McMurrays Test

Original Editor - Rachael Lowe

Top Contributors - Rachael Lowe, Evan Thomas, Kai A. Sigel and Tyler Shultz


McMurray's test is used to determine the presence of a meniscal tear within the knee. 


With the patient supine the examiner holds the knee and palpates the joint line with one hand, thumb on one side and fingers on the other, whilst the other hand holds the sole of the foot and acts to support the limb and provide the required movement through range. The examiner then applies a valgus stress to the knee whilst the other hand rotates the leg externally and extends the knee.  Pain and/or an audible click while preforming this maneuver can indicate a torn medial meniscus.   To examine the lateral meniscus the examiner repeats this process from full flexion but applies a varus stress to the knee and medial rotation to the tibia prior to extending the knee once again.



Studies of specificity and sensitivity have demonstrated varied values as a result of poor methodological quality[2]  A recent meta-analysis reports sensitivity and specificity to be 70% and 71%.[3]The test has therefore often been reported to be of limited value in current clinical practice.  However if positive findings are grouped with positive findings from other tests, such as joint line tenderness and Apley's test, the test may be more valid.  There are several different reported methods of performing McMurrays Test, Reiders method may be the most accurate[4]

Recent Related Research (from Pubmed)

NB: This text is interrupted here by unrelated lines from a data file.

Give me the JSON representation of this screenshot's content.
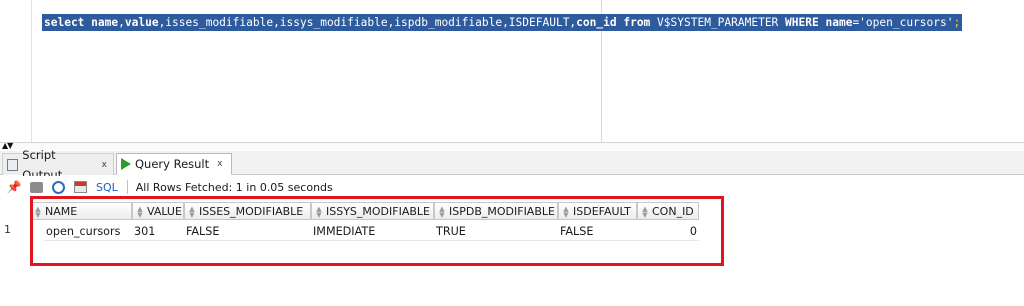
{
  "editor": {
    "sql_keyword_select": "select",
    "sql_col_name": "name",
    "sql_col_value": "value",
    "sql_rest_cols": ",isses_modifiable,issys_modifiable,ispdb_modifiable,ISDEFAULT,",
    "sql_col_con_id": "con_id",
    "sql_keyword_from": "from",
    "sql_table": "V$SYSTEM_PARAMETER",
    "sql_keyword_where": "WHERE",
    "sql_where_col": "name",
    "sql_where_val": "='open_cursors'",
    "sql_semicolon": ";"
  },
  "tabs": [
    {
      "label": "Script Output",
      "close": "x",
      "icon": "script-icon"
    },
    {
      "label": "Query Result",
      "close": "x",
      "icon": "play-icon"
    }
  ],
  "toolbar": {
    "sql_label": "SQL",
    "status": "All Rows Fetched: 1 in 0.05 seconds"
  },
  "grid": {
    "columns": [
      "NAME",
      "VALUE",
      "ISSES_MODIFIABLE",
      "ISSYS_MODIFIABLE",
      "ISPDB_MODIFIABLE",
      "ISDEFAULT",
      "CON_ID"
    ],
    "rows": [
      {
        "num": "1",
        "cells": [
          "open_cursors",
          "301",
          "FALSE",
          "IMMEDIATE",
          "TRUE",
          "FALSE",
          "0"
        ]
      }
    ]
  },
  "colors": {
    "selection": "#2d5b9e",
    "highlight_box": "#e0151f",
    "sql_link": "#1f5fb4"
  }
}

  1. Physiotutors. McMurray Test⎟Meniscus Damage. Available from:
  2. Meserve BB, Cleland JA, Boucher TR. (2008) A meta-analysis examining clinical test utilities for assessing meniscal injury. Clinical Rehabilitation, 22(2), 143-61.
  3. Hegedus EJ, Cook C, Hasselblad V, Goode A, McCrory DC. (2007)Physical examination tests for assessing a torn meniscus in the knee: a systematic review with meta-analysis. Journal of Orthopaedic and Sports Physical Therapy, 37(9), 541-50
  4. H Nalwad; M Agarwal; B N Muddu; M Smith; and Mr. J K Borill (2006). McMurrays test revisited: Evaluation of various methods of performing McMurrays test, Journal of Bone and Joint Surgery - British Volume, Vol 90-B, Issue SUPP_II, 320.